The development had been recommended for approval by planning officers, but councillors accused them of turning their back on public opinion, as more than 1,600 objection letters have been submitted.
Cornwall Council officers said there was a dire need for affordable housing and they didn't believe 300 homes would prejudice the future growth of the town, but it was argued the application was premature as the council's Core Strategy is still being developed, that it would be on agricultural land, and there were concerns the sewage system and roads would struggle.
Stephen Henry, from protest group Sav Our Unspoilt Land, (SOUL) was part of the group which paid for an independent traffic report, showing the development would have a significant adverse effects, but Mr Crawford argued: "There are no objections from Highways on traffic or the Environment Agency on drainage."
The application was refused with 16 votes in favour of refusal and three against.

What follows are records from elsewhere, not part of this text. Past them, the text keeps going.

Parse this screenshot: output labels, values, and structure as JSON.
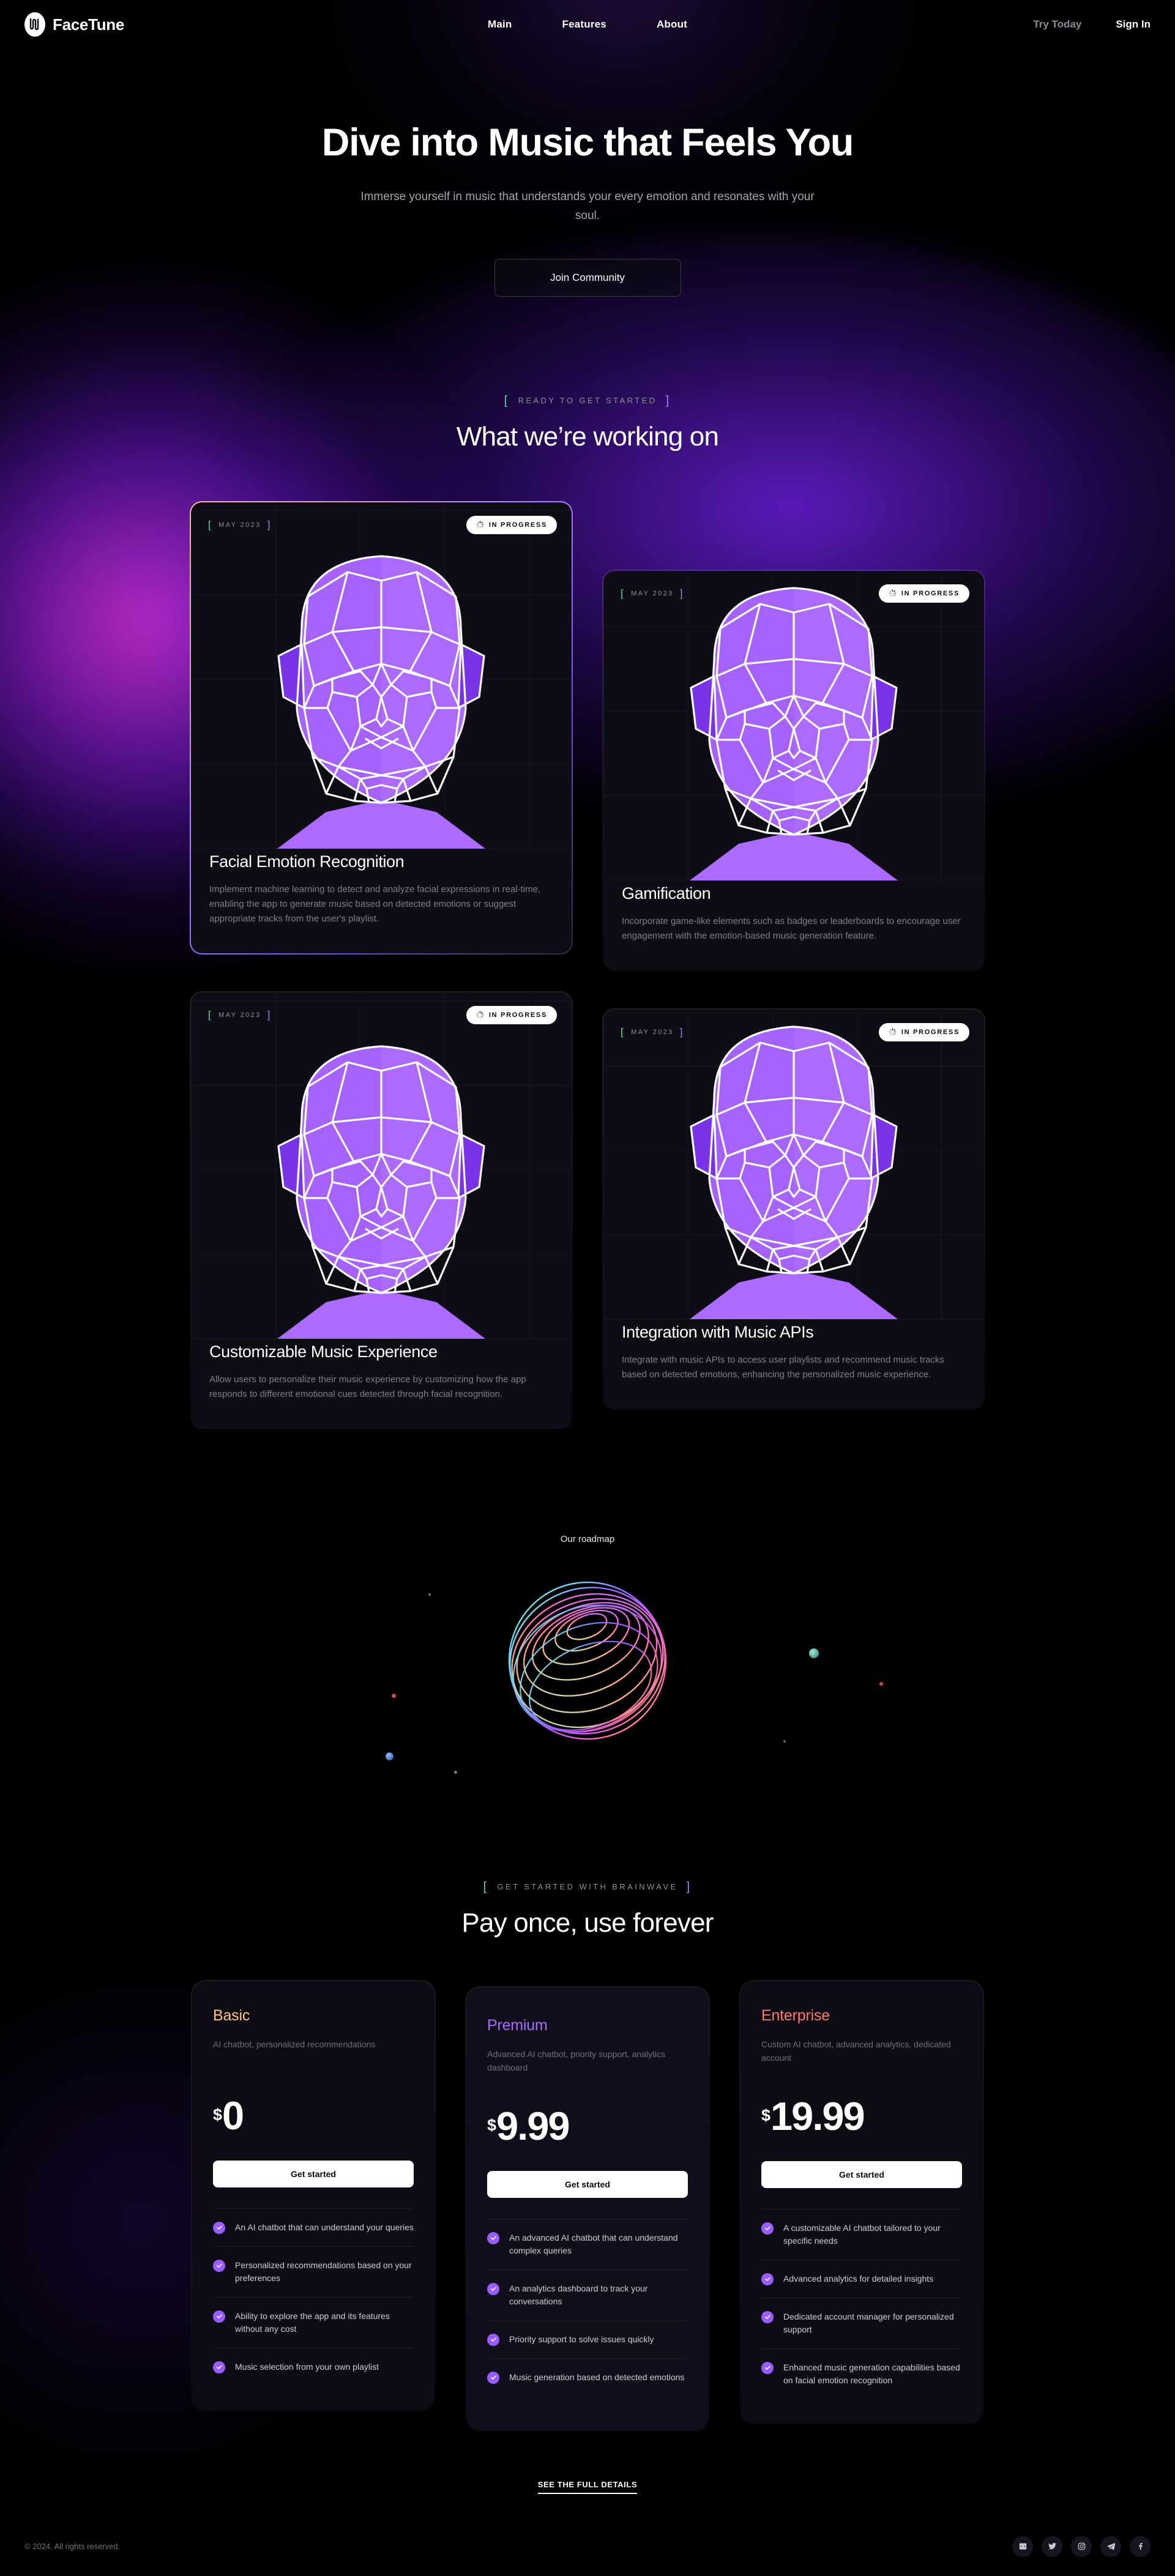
{
  "brand": {
    "name": "FaceTune",
    "logo_icon": "soundwave-logo-icon"
  },
  "nav": {
    "items": [
      {
        "label": "Main",
        "name": "nav-item-main"
      },
      {
        "label": "Features",
        "name": "nav-item-features"
      },
      {
        "label": "About",
        "name": "nav-item-about"
      }
    ],
    "try_today": "Try Today",
    "sign_in": "Sign In"
  },
  "hero": {
    "title": "Dive into Music that Feels You",
    "subtitle": "Immerse yourself in music that understands your every emotion and resonates with your soul.",
    "cta": "Join Community"
  },
  "roadmap_section": {
    "eyebrow": "READY TO GET STARTED",
    "bracket_left": "[",
    "bracket_right": "]",
    "title": "What we’re working on",
    "cards": [
      {
        "date": "MAY 2023",
        "status": "IN PROGRESS",
        "status_icon": "spinner-icon",
        "title": "Facial Emotion Recognition",
        "description": "Implement machine learning to detect and analyze facial expressions in real-time, enabling the app to generate music based on detected emotions or suggest appropriate tracks from the user's playlist.",
        "image_icon": "low-poly-face-icon"
      },
      {
        "date": "MAY 2023",
        "status": "IN PROGRESS",
        "status_icon": "spinner-icon",
        "title": "Gamification",
        "description": "Incorporate game-like elements such as badges or leaderboards to encourage user engagement with the emotion-based music generation feature.",
        "image_icon": "low-poly-face-icon"
      },
      {
        "date": "MAY 2023",
        "status": "IN PROGRESS",
        "status_icon": "spinner-icon",
        "title": "Customizable Music Experience",
        "description": "Allow users to personalize their music experience by customizing how the app responds to different emotional cues detected through facial recognition.",
        "image_icon": "low-poly-face-icon"
      },
      {
        "date": "MAY 2023",
        "status": "IN PROGRESS",
        "status_icon": "spinner-icon",
        "title": "Integration with Music APIs",
        "description": "Integrate with music APIs to access user playlists and recommend music tracks based on detected emotions, enhancing the personalized music experience.",
        "image_icon": "low-poly-face-icon"
      }
    ]
  },
  "globe": {
    "label": "Our roadmap",
    "icon": "gradient-sphere-icon"
  },
  "pricing": {
    "eyebrow": "GET STARTED WITH BRAINWAVE",
    "bracket_left": "[",
    "bracket_right": "]",
    "title": "Pay once, use forever",
    "plans": [
      {
        "name": "Basic",
        "color": "#FFC876",
        "description": "AI chatbot, personalized recommendations",
        "currency": "$",
        "price": "0",
        "cta": "Get started",
        "features": [
          "An AI chatbot that can understand your queries",
          "Personalized recommendations based on your preferences",
          "Ability to explore the app and its features without any cost",
          "Music selection from your own playlist"
        ]
      },
      {
        "name": "Premium",
        "color": "#AC6AFF",
        "description": "Advanced AI chatbot, priority support, analytics dashboard",
        "currency": "$",
        "price": "9.99",
        "cta": "Get started",
        "features": [
          "An advanced AI chatbot that can understand complex queries",
          "An analytics dashboard to track your conversations",
          "Priority support to solve issues quickly",
          "Music generation based on detected emotions"
        ]
      },
      {
        "name": "Enterprise",
        "color": "#FF776F",
        "description": "Custom AI chatbot, advanced analytics, dedicated account",
        "currency": "$",
        "price": "19.99",
        "cta": "Get started",
        "features": [
          "A customizable AI chatbot tailored to your specific needs",
          "Advanced analytics for detailed insights",
          "Dedicated account manager for personalized support",
          "Enhanced music generation capabilities based on facial emotion recognition"
        ]
      }
    ]
  },
  "footer": {
    "details_link": "SEE THE FULL DETAILS",
    "copyright": "© 2024. All rights reserved.",
    "socials": [
      {
        "name": "discord-icon"
      },
      {
        "name": "twitter-icon"
      },
      {
        "name": "instagram-icon"
      },
      {
        "name": "telegram-icon"
      },
      {
        "name": "facebook-icon"
      }
    ]
  }
}
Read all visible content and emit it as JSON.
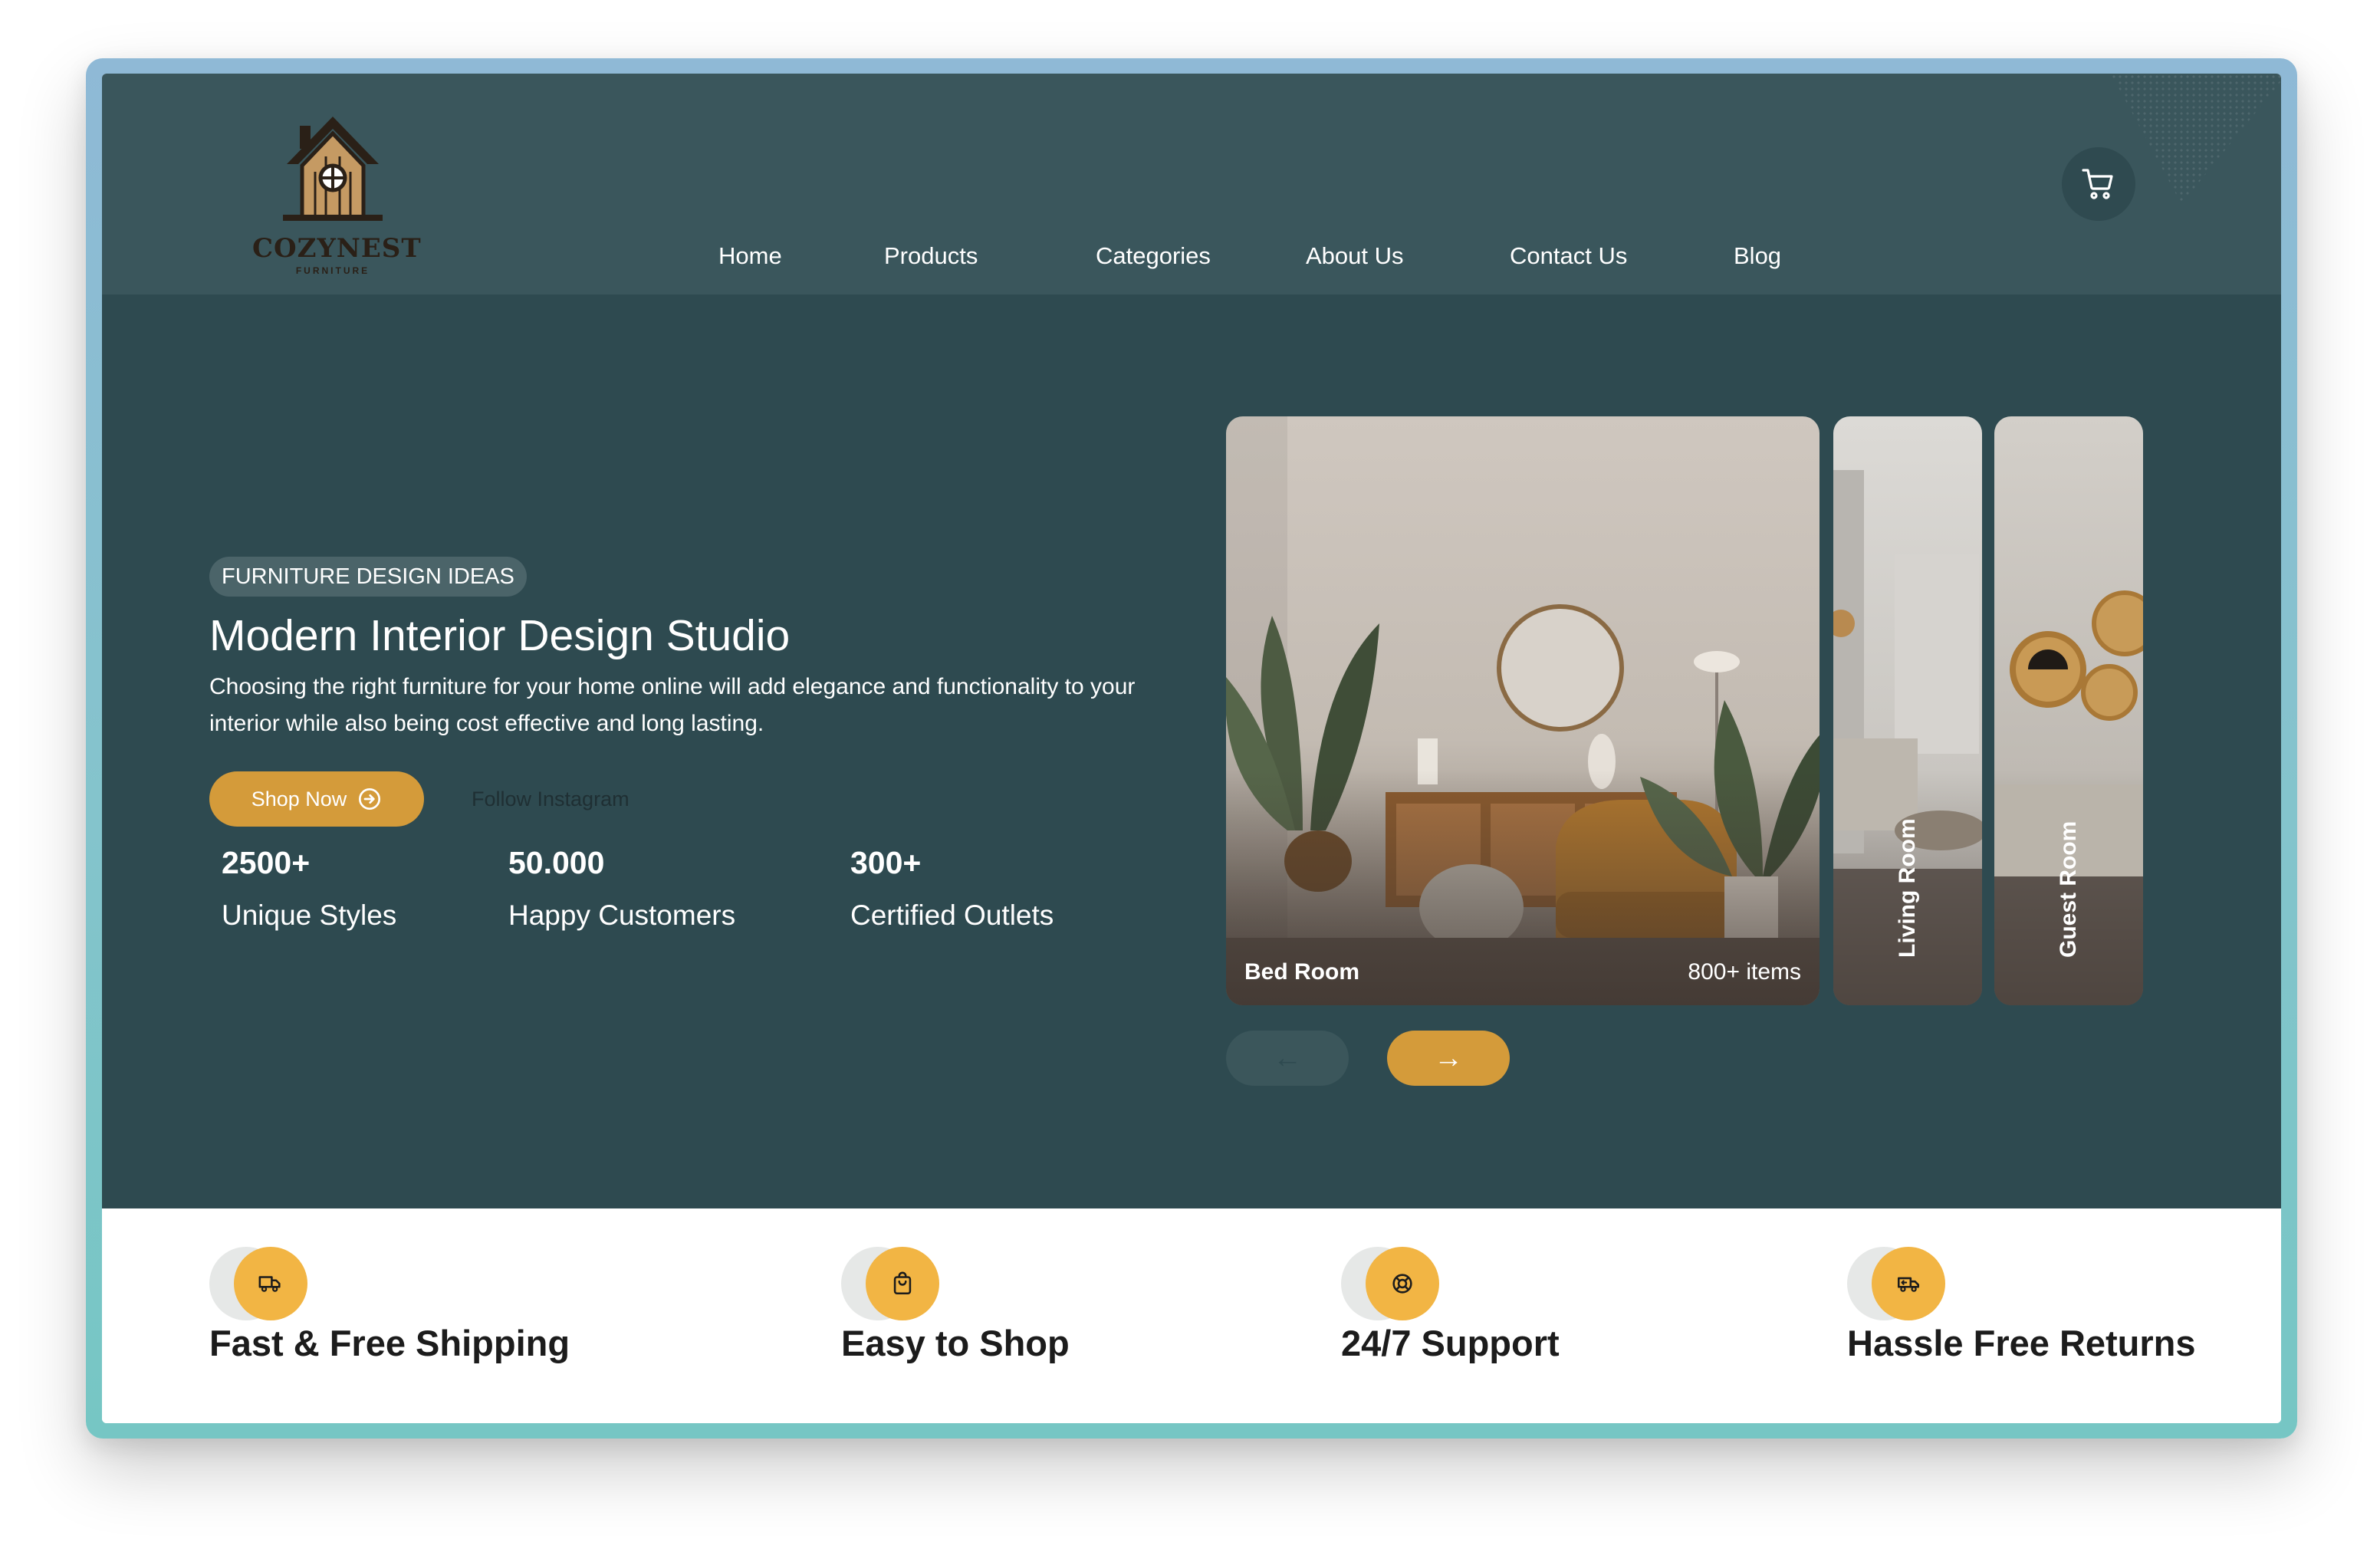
{
  "brand": {
    "name": "COZYNEST",
    "sub": "FURNITURE"
  },
  "nav": {
    "items": [
      {
        "label": "Home"
      },
      {
        "label": "Products"
      },
      {
        "label": "Categories"
      },
      {
        "label": "About Us"
      },
      {
        "label": "Contact Us"
      },
      {
        "label": "Blog"
      }
    ],
    "cart_icon": "cart-icon"
  },
  "hero": {
    "badge": "FURNITURE DESIGN IDEAS",
    "title": "Modern Interior Design Studio",
    "description": "Choosing the right furniture for your home online will add elegance and functionality to your interior while also being cost effective and long lasting.",
    "shop_button": "Shop Now",
    "follow_link": "Follow Instagram",
    "stats": [
      {
        "value": "2500+",
        "label": "Unique Styles"
      },
      {
        "value": "50.000",
        "label": "Happy Customers"
      },
      {
        "value": "300+",
        "label": "Certified Outlets"
      }
    ]
  },
  "carousel": {
    "cards": [
      {
        "label": "Bed Room",
        "count": "800+ items"
      },
      {
        "label": "Living Room"
      },
      {
        "label": "Guest Room"
      }
    ],
    "prev_arrow": "←",
    "next_arrow": "→"
  },
  "features": [
    {
      "title": "Fast & Free Shipping",
      "icon": "truck-icon"
    },
    {
      "title": "Easy to Shop",
      "icon": "shopping-bag-icon"
    },
    {
      "title": "24/7 Support",
      "icon": "lifebuoy-icon"
    },
    {
      "title": "Hassle Free Returns",
      "icon": "return-truck-icon"
    }
  ],
  "colors": {
    "header_bg": "#3a565c",
    "hero_bg": "#2e4a50",
    "accent": "#d49b3a",
    "feature_icon": "#f2b544"
  }
}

Mr Crawford told the committee, in relation to the objection letters: "There's obviously a high level of objection; we are aware of that, but compared to the overall population of St Austell it's actually very small."